_WORK REQUIRED:_ Reproduce the listing in full. Keep every character unchanged.

_DATA SECTION:_
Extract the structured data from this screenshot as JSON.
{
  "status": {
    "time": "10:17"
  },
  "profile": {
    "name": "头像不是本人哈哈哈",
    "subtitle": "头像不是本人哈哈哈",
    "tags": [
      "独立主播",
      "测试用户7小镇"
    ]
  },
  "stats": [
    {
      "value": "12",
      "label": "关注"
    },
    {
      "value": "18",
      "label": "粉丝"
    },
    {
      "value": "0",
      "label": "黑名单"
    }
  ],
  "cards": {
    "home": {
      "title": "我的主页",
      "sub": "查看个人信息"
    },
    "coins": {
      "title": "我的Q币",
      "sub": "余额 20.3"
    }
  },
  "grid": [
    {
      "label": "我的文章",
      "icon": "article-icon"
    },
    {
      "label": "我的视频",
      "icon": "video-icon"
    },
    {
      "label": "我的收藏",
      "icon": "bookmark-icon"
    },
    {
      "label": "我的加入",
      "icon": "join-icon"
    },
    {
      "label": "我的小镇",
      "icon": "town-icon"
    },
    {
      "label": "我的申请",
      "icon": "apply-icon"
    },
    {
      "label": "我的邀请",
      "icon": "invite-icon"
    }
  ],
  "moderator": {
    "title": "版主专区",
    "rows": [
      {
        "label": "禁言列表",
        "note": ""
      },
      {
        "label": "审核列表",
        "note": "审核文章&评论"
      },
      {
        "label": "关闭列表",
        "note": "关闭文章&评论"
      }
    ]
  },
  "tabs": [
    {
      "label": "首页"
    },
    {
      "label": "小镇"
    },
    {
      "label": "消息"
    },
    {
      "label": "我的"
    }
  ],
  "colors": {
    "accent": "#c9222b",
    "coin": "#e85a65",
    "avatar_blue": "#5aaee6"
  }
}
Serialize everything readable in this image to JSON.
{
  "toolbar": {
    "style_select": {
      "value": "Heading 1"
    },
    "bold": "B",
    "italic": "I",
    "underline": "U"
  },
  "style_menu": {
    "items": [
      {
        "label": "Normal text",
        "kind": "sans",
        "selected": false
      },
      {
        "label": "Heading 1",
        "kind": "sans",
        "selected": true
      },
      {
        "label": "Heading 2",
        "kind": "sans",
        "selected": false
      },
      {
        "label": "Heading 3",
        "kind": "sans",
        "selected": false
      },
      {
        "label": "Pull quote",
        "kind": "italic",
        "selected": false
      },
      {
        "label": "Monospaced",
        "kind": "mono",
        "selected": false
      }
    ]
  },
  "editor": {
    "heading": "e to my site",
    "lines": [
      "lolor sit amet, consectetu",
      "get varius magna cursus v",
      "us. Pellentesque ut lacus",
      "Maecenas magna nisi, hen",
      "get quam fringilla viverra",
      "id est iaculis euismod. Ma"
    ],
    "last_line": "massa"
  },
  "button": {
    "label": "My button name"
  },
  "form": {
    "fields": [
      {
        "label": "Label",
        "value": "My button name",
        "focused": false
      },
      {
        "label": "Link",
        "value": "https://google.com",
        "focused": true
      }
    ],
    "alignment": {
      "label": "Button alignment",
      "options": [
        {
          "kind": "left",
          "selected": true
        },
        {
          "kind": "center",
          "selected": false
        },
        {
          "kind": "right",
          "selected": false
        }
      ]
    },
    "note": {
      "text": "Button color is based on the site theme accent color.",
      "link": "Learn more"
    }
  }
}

_WORKED SOLUTION:_
Extract the structured data from this screenshot as JSON.
{
  "status": {
    "time": "10:17"
  },
  "profile": {
    "name": "头像不是本人哈哈哈",
    "subtitle": "头像不是本人哈哈哈",
    "tags": [
      "独立主播",
      "测试用户7小镇"
    ]
  },
  "stats": [
    {
      "value": "12",
      "label": "关注"
    },
    {
      "value": "18",
      "label": "粉丝"
    },
    {
      "value": "0",
      "label": "黑名单"
    }
  ],
  "cards": {
    "home": {
      "title": "我的主页",
      "sub": "查看个人信息"
    },
    "coins": {
      "title": "我的Q币",
      "sub": "余额 20.3"
    }
  },
  "grid": [
    {
      "label": "我的文章",
      "icon": "article-icon"
    },
    {
      "label": "我的视频",
      "icon": "video-icon"
    },
    {
      "label": "我的收藏",
      "icon": "bookmark-icon"
    },
    {
      "label": "我的加入",
      "icon": "join-icon"
    },
    {
      "label": "我的小镇",
      "icon": "town-icon"
    },
    {
      "label": "我的申请",
      "icon": "apply-icon"
    },
    {
      "label": "我的邀请",
      "icon": "invite-icon"
    }
  ],
  "moderator": {
    "title": "版主专区",
    "rows": [
      {
        "label": "禁言列表",
        "note": ""
      },
      {
        "label": "审核列表",
        "note": "审核文章&评论"
      },
      {
        "label": "关闭列表",
        "note": "关闭文章&评论"
      }
    ]
  },
  "tabs": [
    {
      "label": "首页"
    },
    {
      "label": "小镇"
    },
    {
      "label": "消息"
    },
    {
      "label": "我的"
    }
  ],
  "colors": {
    "accent": "#c9222b",
    "coin": "#e85a65",
    "avatar_blue": "#5aaee6"
  }
}
Serialize everything readable in this image to JSON.
{
  "toolbar": {
    "style_select": {
      "value": "Heading 1"
    },
    "bold": "B",
    "italic": "I",
    "underline": "U"
  },
  "style_menu": {
    "items": [
      {
        "label": "Normal text",
        "kind": "sans",
        "selected": false
      },
      {
        "label": "Heading 1",
        "kind": "sans",
        "selected": true
      },
      {
        "label": "Heading 2",
        "kind": "sans",
        "selected": false
      },
      {
        "label": "Heading 3",
        "kind": "sans",
        "selected": false
      },
      {
        "label": "Pull quote",
        "kind": "italic",
        "selected": false
      },
      {
        "label": "Monospaced",
        "kind": "mono",
        "selected": false
      }
    ]
  },
  "editor": {
    "heading": "e to my site",
    "lines": [
      "lolor sit amet, consectetu",
      "get varius magna cursus v",
      "us. Pellentesque ut lacus",
      "Maecenas magna nisi, hen",
      "get quam fringilla viverra",
      "id est iaculis euismod. Ma"
    ],
    "last_line": "massa"
  },
  "button": {
    "label": "My button name"
  },
  "form": {
    "fields": [
      {
        "label": "Label",
        "value": "My button name",
        "focused": false
      },
      {
        "label": "Link",
        "value": "https://google.com",
        "focused": true
      }
    ],
    "alignment": {
      "label": "Button alignment",
      "options": [
        {
          "kind": "left",
          "selected": true
        },
        {
          "kind": "center",
          "selected": false
        },
        {
          "kind": "right",
          "selected": false
        }
      ]
    },
    "note": {
      "text": "Button color is based on the site theme accent color.",
      "link": "Learn more"
    }
  }
}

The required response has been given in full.